To see this bronze sculpture in detail, please visit our website: https://collections.frick.org/objects/35
When New York City’s Poster House museum had to close its doors in early March, director Julia Knight wondered how the institution could support the city.
Today her inspiring solution can be seen across all five boroughs.
Poster House is the first museum in the United States dedicated exclusively to posters.
Through exhibitions, events, and publications, Poster House presents a global view of posters from their earliest appearance in the late 1800s to their present-day use.
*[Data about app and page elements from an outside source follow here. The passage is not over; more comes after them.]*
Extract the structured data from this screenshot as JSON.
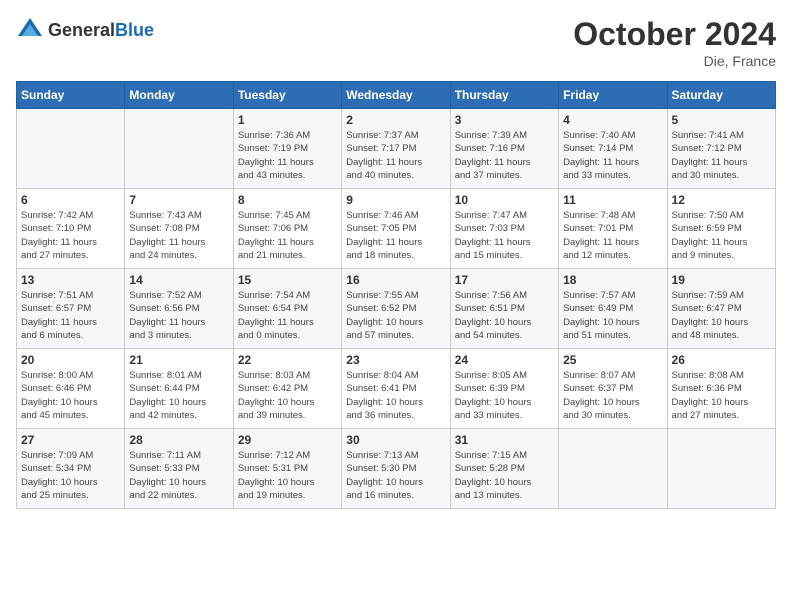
{
  "logo": {
    "general": "General",
    "blue": "Blue"
  },
  "title": "October 2024",
  "location": "Die, France",
  "days_header": [
    "Sunday",
    "Monday",
    "Tuesday",
    "Wednesday",
    "Thursday",
    "Friday",
    "Saturday"
  ],
  "weeks": [
    [
      {
        "day": "",
        "info": ""
      },
      {
        "day": "",
        "info": ""
      },
      {
        "day": "1",
        "info": "Sunrise: 7:36 AM\nSunset: 7:19 PM\nDaylight: 11 hours\nand 43 minutes."
      },
      {
        "day": "2",
        "info": "Sunrise: 7:37 AM\nSunset: 7:17 PM\nDaylight: 11 hours\nand 40 minutes."
      },
      {
        "day": "3",
        "info": "Sunrise: 7:39 AM\nSunset: 7:16 PM\nDaylight: 11 hours\nand 37 minutes."
      },
      {
        "day": "4",
        "info": "Sunrise: 7:40 AM\nSunset: 7:14 PM\nDaylight: 11 hours\nand 33 minutes."
      },
      {
        "day": "5",
        "info": "Sunrise: 7:41 AM\nSunset: 7:12 PM\nDaylight: 11 hours\nand 30 minutes."
      }
    ],
    [
      {
        "day": "6",
        "info": "Sunrise: 7:42 AM\nSunset: 7:10 PM\nDaylight: 11 hours\nand 27 minutes."
      },
      {
        "day": "7",
        "info": "Sunrise: 7:43 AM\nSunset: 7:08 PM\nDaylight: 11 hours\nand 24 minutes."
      },
      {
        "day": "8",
        "info": "Sunrise: 7:45 AM\nSunset: 7:06 PM\nDaylight: 11 hours\nand 21 minutes."
      },
      {
        "day": "9",
        "info": "Sunrise: 7:46 AM\nSunset: 7:05 PM\nDaylight: 11 hours\nand 18 minutes."
      },
      {
        "day": "10",
        "info": "Sunrise: 7:47 AM\nSunset: 7:03 PM\nDaylight: 11 hours\nand 15 minutes."
      },
      {
        "day": "11",
        "info": "Sunrise: 7:48 AM\nSunset: 7:01 PM\nDaylight: 11 hours\nand 12 minutes."
      },
      {
        "day": "12",
        "info": "Sunrise: 7:50 AM\nSunset: 6:59 PM\nDaylight: 11 hours\nand 9 minutes."
      }
    ],
    [
      {
        "day": "13",
        "info": "Sunrise: 7:51 AM\nSunset: 6:57 PM\nDaylight: 11 hours\nand 6 minutes."
      },
      {
        "day": "14",
        "info": "Sunrise: 7:52 AM\nSunset: 6:56 PM\nDaylight: 11 hours\nand 3 minutes."
      },
      {
        "day": "15",
        "info": "Sunrise: 7:54 AM\nSunset: 6:54 PM\nDaylight: 11 hours\nand 0 minutes."
      },
      {
        "day": "16",
        "info": "Sunrise: 7:55 AM\nSunset: 6:52 PM\nDaylight: 10 hours\nand 57 minutes."
      },
      {
        "day": "17",
        "info": "Sunrise: 7:56 AM\nSunset: 6:51 PM\nDaylight: 10 hours\nand 54 minutes."
      },
      {
        "day": "18",
        "info": "Sunrise: 7:57 AM\nSunset: 6:49 PM\nDaylight: 10 hours\nand 51 minutes."
      },
      {
        "day": "19",
        "info": "Sunrise: 7:59 AM\nSunset: 6:47 PM\nDaylight: 10 hours\nand 48 minutes."
      }
    ],
    [
      {
        "day": "20",
        "info": "Sunrise: 8:00 AM\nSunset: 6:46 PM\nDaylight: 10 hours\nand 45 minutes."
      },
      {
        "day": "21",
        "info": "Sunrise: 8:01 AM\nSunset: 6:44 PM\nDaylight: 10 hours\nand 42 minutes."
      },
      {
        "day": "22",
        "info": "Sunrise: 8:03 AM\nSunset: 6:42 PM\nDaylight: 10 hours\nand 39 minutes."
      },
      {
        "day": "23",
        "info": "Sunrise: 8:04 AM\nSunset: 6:41 PM\nDaylight: 10 hours\nand 36 minutes."
      },
      {
        "day": "24",
        "info": "Sunrise: 8:05 AM\nSunset: 6:39 PM\nDaylight: 10 hours\nand 33 minutes."
      },
      {
        "day": "25",
        "info": "Sunrise: 8:07 AM\nSunset: 6:37 PM\nDaylight: 10 hours\nand 30 minutes."
      },
      {
        "day": "26",
        "info": "Sunrise: 8:08 AM\nSunset: 6:36 PM\nDaylight: 10 hours\nand 27 minutes."
      }
    ],
    [
      {
        "day": "27",
        "info": "Sunrise: 7:09 AM\nSunset: 5:34 PM\nDaylight: 10 hours\nand 25 minutes."
      },
      {
        "day": "28",
        "info": "Sunrise: 7:11 AM\nSunset: 5:33 PM\nDaylight: 10 hours\nand 22 minutes."
      },
      {
        "day": "29",
        "info": "Sunrise: 7:12 AM\nSunset: 5:31 PM\nDaylight: 10 hours\nand 19 minutes."
      },
      {
        "day": "30",
        "info": "Sunrise: 7:13 AM\nSunset: 5:30 PM\nDaylight: 10 hours\nand 16 minutes."
      },
      {
        "day": "31",
        "info": "Sunrise: 7:15 AM\nSunset: 5:28 PM\nDaylight: 10 hours\nand 13 minutes."
      },
      {
        "day": "",
        "info": ""
      },
      {
        "day": "",
        "info": ""
      }
    ]
  ]
}
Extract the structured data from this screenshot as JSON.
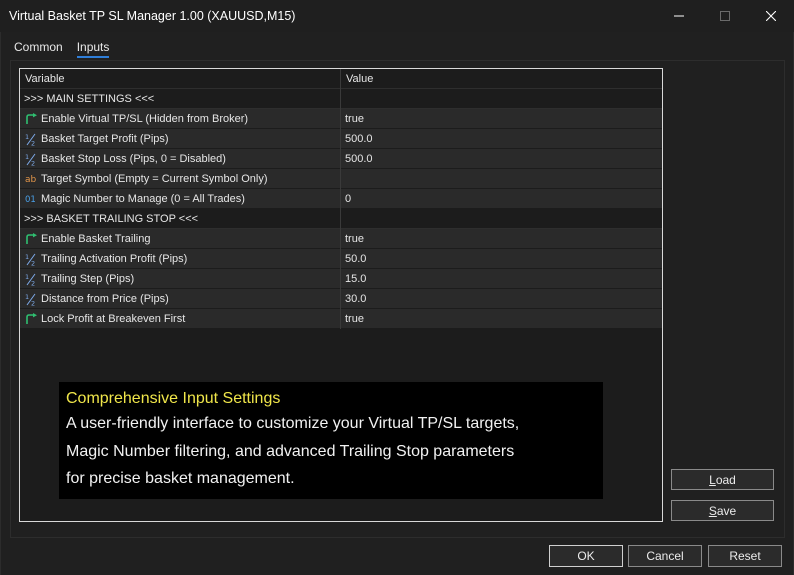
{
  "window": {
    "title": "Virtual Basket TP SL Manager 1.00 (XAUUSD,M15)"
  },
  "tabs": [
    {
      "label": "Common",
      "active": false
    },
    {
      "label": "Inputs",
      "active": true
    }
  ],
  "table": {
    "headers": {
      "variable": "Variable",
      "value": "Value"
    },
    "rows": [
      {
        "type": "section",
        "icon": "",
        "variable": ">>> MAIN SETTINGS <<<",
        "value": ""
      },
      {
        "type": "item",
        "icon": "bool-arrow-icon",
        "variable": "Enable Virtual TP/SL (Hidden from Broker)",
        "value": "true"
      },
      {
        "type": "item",
        "icon": "half-fraction-icon",
        "variable": "Basket Target Profit (Pips)",
        "value": "500.0"
      },
      {
        "type": "item",
        "icon": "half-fraction-icon",
        "variable": "Basket Stop Loss (Pips, 0 = Disabled)",
        "value": "500.0"
      },
      {
        "type": "item",
        "icon": "string-ab-icon",
        "variable": "Target Symbol (Empty = Current Symbol Only)",
        "value": ""
      },
      {
        "type": "item",
        "icon": "integer-01-icon",
        "variable": "Magic Number to Manage (0 = All Trades)",
        "value": "0"
      },
      {
        "type": "section",
        "icon": "",
        "variable": ">>> BASKET TRAILING STOP <<<",
        "value": ""
      },
      {
        "type": "item",
        "icon": "bool-arrow-icon",
        "variable": "Enable Basket Trailing",
        "value": "true"
      },
      {
        "type": "item",
        "icon": "half-fraction-icon",
        "variable": "Trailing Activation Profit (Pips)",
        "value": "50.0"
      },
      {
        "type": "item",
        "icon": "half-fraction-icon",
        "variable": "Trailing Step (Pips)",
        "value": "15.0"
      },
      {
        "type": "item",
        "icon": "half-fraction-icon",
        "variable": "Distance from Price (Pips)",
        "value": "30.0"
      },
      {
        "type": "item",
        "icon": "bool-arrow-icon",
        "variable": "Lock Profit at Breakeven First",
        "value": "true"
      }
    ]
  },
  "overlay": {
    "heading": "Comprehensive Input Settings",
    "lines": [
      "A user-friendly interface to customize your Virtual TP/SL targets,",
      "Magic Number filtering, and advanced Trailing Stop parameters",
      "for precise basket management."
    ]
  },
  "buttons": {
    "load": {
      "pre": "",
      "accel": "L",
      "post": "oad"
    },
    "save": {
      "pre": "",
      "accel": "S",
      "post": "ave"
    },
    "ok": "OK",
    "cancel": "Cancel",
    "reset": "Reset"
  },
  "colors": {
    "bool_icon": "#2fbf71",
    "fraction_icon": "#7da9e8",
    "string_icon": "#e3964a",
    "integer_icon": "#4aa0e8",
    "overlay_heading": "#f0e64a",
    "tab_underline": "#2f7ed8"
  }
}
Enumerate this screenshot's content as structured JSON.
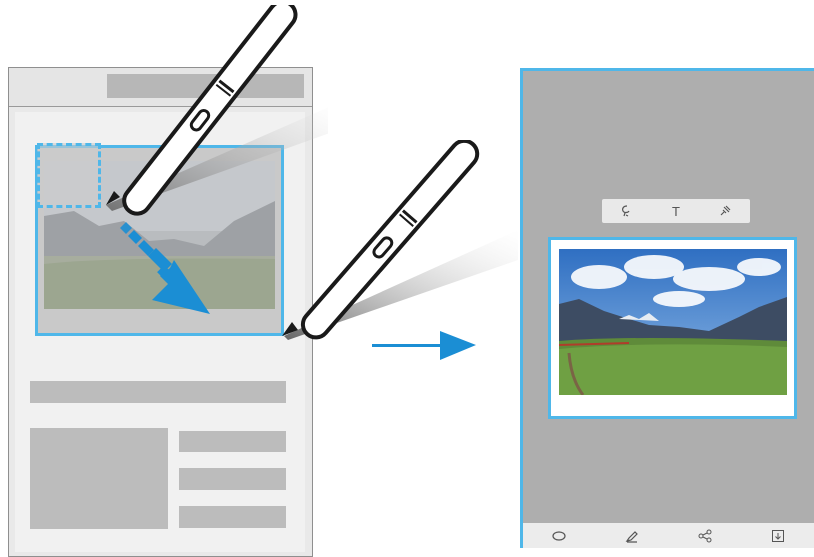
{
  "left_screen": {
    "title_placeholder": "",
    "selection_color": "#4fb7e9"
  },
  "arrow_color": "#1b8ed4",
  "capture_toolbar": {
    "icons": [
      "lasso-draw-icon",
      "text-icon",
      "pin-icon"
    ],
    "text_glyph": "T"
  },
  "bottom_toolbar": {
    "icons": [
      "shape-icon",
      "pen-icon",
      "share-icon",
      "save-icon"
    ]
  }
}
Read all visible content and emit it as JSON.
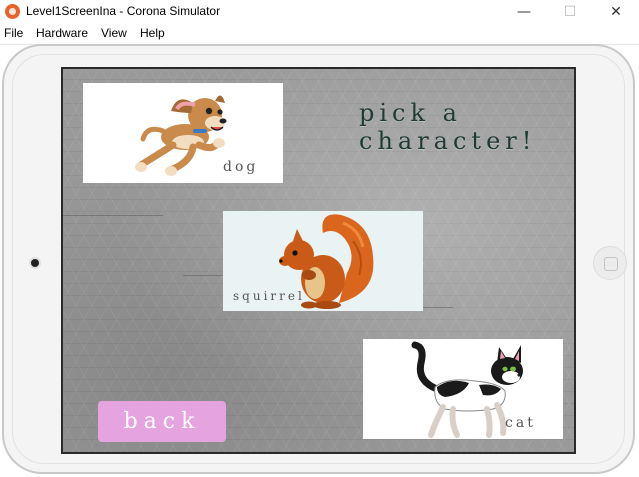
{
  "window": {
    "title": "Level1ScreenIna - Corona Simulator",
    "minimize_glyph": "—",
    "maximize_glyph": "☐",
    "close_glyph": "✕"
  },
  "menu": {
    "items": [
      "File",
      "Hardware",
      "View",
      "Help"
    ]
  },
  "screen": {
    "headline": "pick a character!",
    "characters": [
      {
        "label": "dog",
        "icon": "dog-icon"
      },
      {
        "label": "squirrel",
        "icon": "squirrel-icon"
      },
      {
        "label": "cat",
        "icon": "cat-icon"
      }
    ],
    "back_label": "back"
  },
  "colors": {
    "app_icon": "#e8632a",
    "headline": "#1f3a34",
    "back_button": "#e5a3e0",
    "screen_bg": "#9a9a9a"
  }
}
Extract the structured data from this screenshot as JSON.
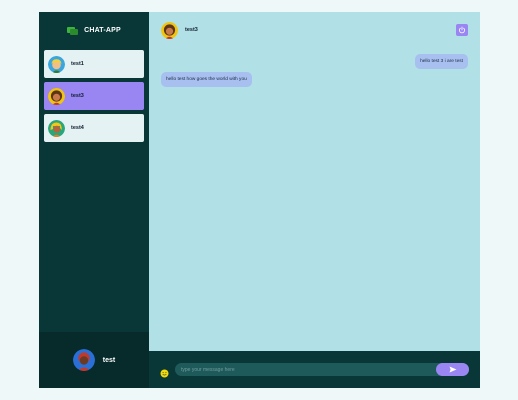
{
  "brand": {
    "title": "CHAT-APP",
    "icon": "chat-bubbles-icon"
  },
  "contacts": [
    {
      "name": "test1",
      "selected": false,
      "avatar": "blond-avatar-icon"
    },
    {
      "name": "test3",
      "selected": true,
      "avatar": "curly-avatar-icon"
    },
    {
      "name": "test4",
      "selected": false,
      "avatar": "yellow-hair-avatar-icon"
    }
  ],
  "current_user": {
    "name": "test",
    "avatar": "red-hair-avatar-icon"
  },
  "chat": {
    "header_name": "test3",
    "logout_icon": "power-icon",
    "messages": [
      {
        "text": "hello test 3 i are test",
        "direction": "sent"
      },
      {
        "text": "hello test how goes the world with you",
        "direction": "received"
      }
    ]
  },
  "composer": {
    "placeholder": "type your message here",
    "emoji_icon": "smiley-icon",
    "send_icon": "send-icon"
  },
  "colors": {
    "sidebar_bg": "#093637",
    "chat_bg": "#b1e1e6",
    "accent": "#9a86f3",
    "bubble": "#a7c0ef"
  }
}
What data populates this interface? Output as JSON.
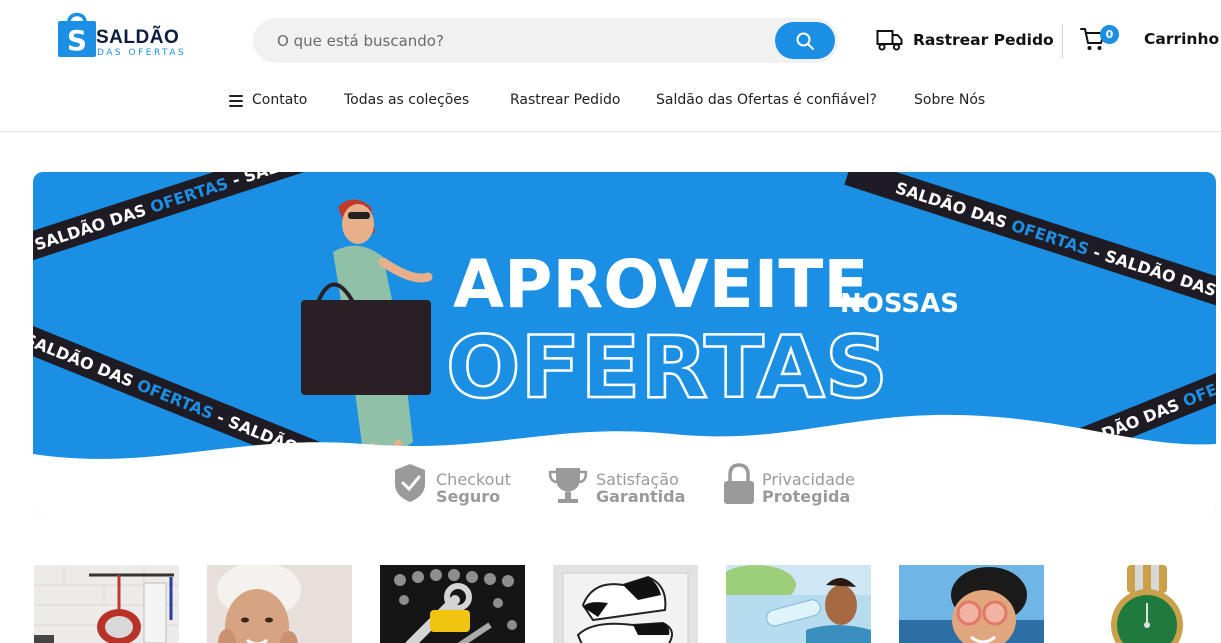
{
  "brand": {
    "line1": "SALDÃO",
    "line2": "DAS OFERTAS",
    "accent": "#1a8fe3",
    "dark": "#0d1b3e"
  },
  "search": {
    "placeholder": "O que está buscando?",
    "value": "",
    "icon": "search-icon"
  },
  "header": {
    "track_label": "Rastrear Pedido",
    "cart_label": "Carrinho",
    "cart_count": "0"
  },
  "nav": {
    "items": [
      "Contato",
      "Todas as coleções",
      "Rastrear Pedido",
      "Saldão das Ofertas é confiável?",
      "Sobre Nós"
    ]
  },
  "banner": {
    "headline1": "APROVEITE",
    "headline2": "NOSSAS",
    "headline3": "OFERTAS",
    "ribbon_text_a": "SALDÃO DAS ",
    "ribbon_text_b": "OFERTAS",
    "ribbon_text_c": " - ",
    "background": "#1a8fe3"
  },
  "trust": [
    {
      "line1": "Checkout",
      "line2": "Seguro",
      "icon": "shield-check-icon"
    },
    {
      "line1": "Satisfação",
      "line2": "Garantida",
      "icon": "trophy-icon"
    },
    {
      "line1": "Privacidade",
      "line2": "Protegida",
      "icon": "lock-icon"
    }
  ],
  "products": [
    {
      "name": "kitchen-utensils"
    },
    {
      "name": "skincare"
    },
    {
      "name": "tools"
    },
    {
      "name": "sneakers"
    },
    {
      "name": "fitness"
    },
    {
      "name": "kids-sunglasses"
    },
    {
      "name": "watch"
    }
  ]
}
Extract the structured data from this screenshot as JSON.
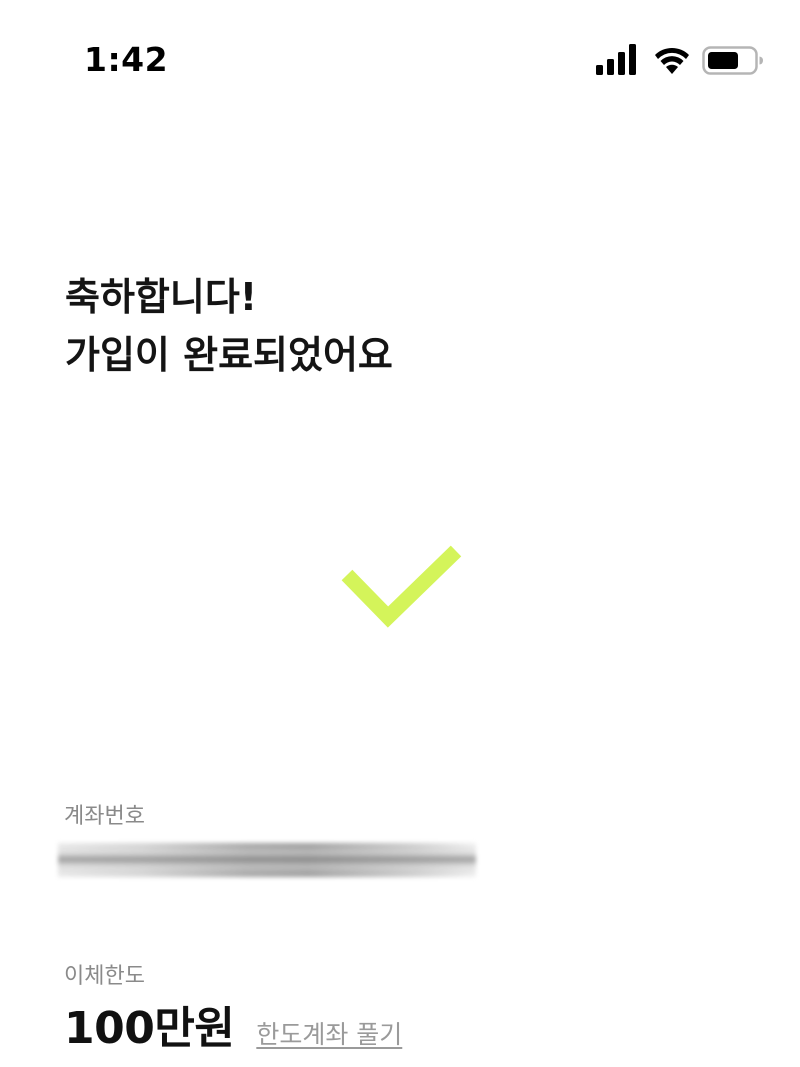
{
  "status_bar": {
    "time": "1:42",
    "icons": [
      "signal-icon",
      "wifi-icon",
      "battery-icon"
    ],
    "battery_level": 0.7
  },
  "headline": {
    "line1": "축하합니다!",
    "line2": "가입이 완료되었어요"
  },
  "success_icon": {
    "name": "checkmark-icon",
    "color": "#d4f45a"
  },
  "account": {
    "label": "계좌번호"
  },
  "transfer_limit": {
    "label": "이체한도",
    "value": "100만원",
    "link": "한도계좌 풀기"
  },
  "colors": {
    "text": "#141414",
    "secondary_text": "#8a8a8a",
    "accent": "#d4f45a",
    "background": "#ffffff"
  }
}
Poster House takes its mission from the medium, aiming to engage and educate all audiences as we investigate this large-format graphic design and its public impact.
- mass communication and persuasion
- the intersection of art and commerce
- control of the public domain
A Film By Soren Nielsen & Taylor Antisdel
Composer: Rowan Spencer
Sound Designer: Rafal Smolen
Director of Photography: Soren Nielsen
“A City, Paused” is a personal project that Taylor Antisdel and I have been working on throughout this quarantine. It’s our attempt to portray the feeling of being in New York City over the past two months.
The result is a home with four gabled boxes connected by glass hallways. The two double-story bookend boxes are the private living spaces for each client and the two center boxes house the shared common spaces with one box for the kitchen and dining area and the other for the shared living room.
For many years, a married couple and a friend shared a summer cottage rental on Shelter Island. When they each began the process of looking for property to build a new, year-round vacation home, they decided to maintain the house-sharing relationship in order to maximize resources. A key part of the project brief was the desire to reference the vernacular farm and cottage architecture prevalent on the east end of Long Island.
Another component was the need to support separate living spaces for two families with a shared kitchen and common living area, but maintain a floorpan that could support a single-family scenario if they ever decided to sell the property. Each client also wanted a second-floor master bedroom to maximize views onto the bay behind the house; in each master bedroom, there was the desire to position the bed under the ridge looking out the gable end onto the water. To round out the floor plan, we added extra bedrooms and bathrooms for guests, and a private living room and covered porch for each family.
In this episode of “Cocktails with a Curator,” Xavier F. Salomon, Peter Jay Sharp Chief Curator, discusses the French port city depicted in J. M. W. Turner’s painting “Harbor of Dieppe: Changement de Domicile,” and how the artist’s extensive travel throughout Europe helped to develop his affinity for harbors. The complementary cocktail is the Widow’s Kiss, a French drink traditionally given to women who had lost their husbands at sea.
To see this painting in detail, please visit our website: https://collections.frick.org/objects…
In this two-part series, six US museum directors discuss the pandemic and its repercussions for their institutions. These candid, insightful conversations address wide-ranging topics, from the logistical challenges of when to close and how to reopen to philosophical exchanges about the role of museums in society.
This first episode features Max Hollein of The Metropolitan Museum of Art in New York, Kaywin Feldman of the National Gallery of Art in Washington, DC, and James Rondeau of the Art Institute of Chicago.
This second episode features Matthew Teitelbaum of the Museum of Fine Arts, Boston, Ann Philbin of the Hammer Museum in Los Angeles, and Timothy Potts of the J. Paul Getty Museum.